SSDI disability paymentAre you applying for Social Security Disability Insurance (SSDI) benefits in Illinois? If so, you may be wondering: What will my monthly SSDI payment be? The answer depends on your past earnings. In this article, SSDI disability attorney Harold W. Conick provides a more comprehensive explanation of the most important things you need to know about how payments are calculated.

Social Security Disability Payment: How is it Calculated?

There are many myths and misconceptions regarding how Social Security Disability Insurance (SSDI) benefits are determined. Here are four (4) key things you need to know about how SSDI payments are calculated:
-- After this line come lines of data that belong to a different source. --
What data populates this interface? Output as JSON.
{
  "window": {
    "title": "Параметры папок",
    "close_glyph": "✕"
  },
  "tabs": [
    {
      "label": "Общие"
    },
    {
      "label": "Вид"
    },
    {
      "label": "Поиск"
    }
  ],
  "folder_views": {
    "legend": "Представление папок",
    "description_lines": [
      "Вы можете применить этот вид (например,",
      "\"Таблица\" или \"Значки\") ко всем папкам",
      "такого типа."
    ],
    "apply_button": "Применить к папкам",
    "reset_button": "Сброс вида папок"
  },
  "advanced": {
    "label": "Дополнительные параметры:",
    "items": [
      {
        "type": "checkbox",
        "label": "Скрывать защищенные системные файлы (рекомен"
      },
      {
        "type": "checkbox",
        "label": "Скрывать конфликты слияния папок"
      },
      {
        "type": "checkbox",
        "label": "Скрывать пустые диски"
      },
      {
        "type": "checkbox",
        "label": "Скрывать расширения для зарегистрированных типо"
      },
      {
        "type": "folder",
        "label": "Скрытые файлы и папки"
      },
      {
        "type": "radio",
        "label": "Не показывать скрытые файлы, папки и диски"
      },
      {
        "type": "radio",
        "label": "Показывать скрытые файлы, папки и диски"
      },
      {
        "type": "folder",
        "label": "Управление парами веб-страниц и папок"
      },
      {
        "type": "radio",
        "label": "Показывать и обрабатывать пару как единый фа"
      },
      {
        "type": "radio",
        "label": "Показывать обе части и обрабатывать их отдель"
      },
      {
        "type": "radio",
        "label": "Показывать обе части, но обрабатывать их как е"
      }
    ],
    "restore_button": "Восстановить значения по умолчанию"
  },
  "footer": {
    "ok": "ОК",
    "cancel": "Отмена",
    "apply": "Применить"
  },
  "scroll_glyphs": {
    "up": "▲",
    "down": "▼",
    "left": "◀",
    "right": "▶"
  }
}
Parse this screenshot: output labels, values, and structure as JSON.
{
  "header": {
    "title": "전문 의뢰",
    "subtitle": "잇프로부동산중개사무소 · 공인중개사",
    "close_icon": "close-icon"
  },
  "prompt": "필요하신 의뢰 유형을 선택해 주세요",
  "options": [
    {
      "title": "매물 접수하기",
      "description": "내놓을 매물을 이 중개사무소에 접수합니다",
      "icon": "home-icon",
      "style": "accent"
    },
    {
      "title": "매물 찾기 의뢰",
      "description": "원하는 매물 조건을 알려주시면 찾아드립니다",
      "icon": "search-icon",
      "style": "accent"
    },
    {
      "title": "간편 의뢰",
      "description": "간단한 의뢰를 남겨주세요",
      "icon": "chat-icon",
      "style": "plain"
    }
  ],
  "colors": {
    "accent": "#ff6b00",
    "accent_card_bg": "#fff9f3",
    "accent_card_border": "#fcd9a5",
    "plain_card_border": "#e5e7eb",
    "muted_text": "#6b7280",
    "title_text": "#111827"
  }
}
  1. The Severity of Your Disability is Not Used to Calculate Your Benefit: Contrary to what some people believe, the severity of your disability is not used to calculate your SSDI benefits. You will need to prove you are disabled to qualify for SSDI benefits. However, the specific nature and severity are not a factor in determining the specific amount of your monthly payment.
  2. SSDI Disability Payments are Calculated Using Lifetime Earnings: Assuming that you are eligible to receive SSDI, the SSA will calculate your monthly payments based on your lifetime earnings. The SSA will consider all “covered earnings” — those being earnings that you paid FICA taxes on, including W-2 wages and self-employment income. The federal agency uses a formula called the “Average Indexed Monthly Earnings (AIME)” to determine exactly how much each applicant should receive. The more you paid into the system, the higher your SSDI benefit.
  3. There is a Maximum Monthly Benefit: SSDI disability payments are subject to statutory limitations — meaning there is a maximum monthly benefit. As of July 2021, the Social Security Administration (SSA) notes the maximum benefit is $3,011 per month. Each year the maximum amount is adjusted to account for inflation.
  4. Other Disability Benefits May or May Not Impact SSDI: Are you receiving other financial benefits related to your disability? If so, they may or may not affect your SSDI payments. As a rule, private disability benefits — such as pension benefits or long-term disability insurance from an employer — will not result in a reduction in your SSDI payments. However, the SSA may reduce your SSDI payment if you are receiving other public assistance, including workers’ compensation benefits.

To help you get a better picture of your specific situation, the Social Security Administration (SSA) provides Online SSDI Benefit Calculators. If you want more information about your eligibility for SSDI benefits, please do not hesitate to reach out to a social security disability lawyer for help.

Call Our Greater Chicago Metropolitan Area SSDI Lawyer for Immediate Assistance

At Harold W. Conick & Associates Ltd., our Greater Chicago Metropolitan Area Social Security disability attorney is focused on helping people and families get the financial support they need. If you have any questions about how disability payments are determined, we can help. Give us a call at (800) 608-8881 or contact us online for your no-cost, no-obligation case evaluation. We handle SSDI claims throughout the greater Chicagoland area.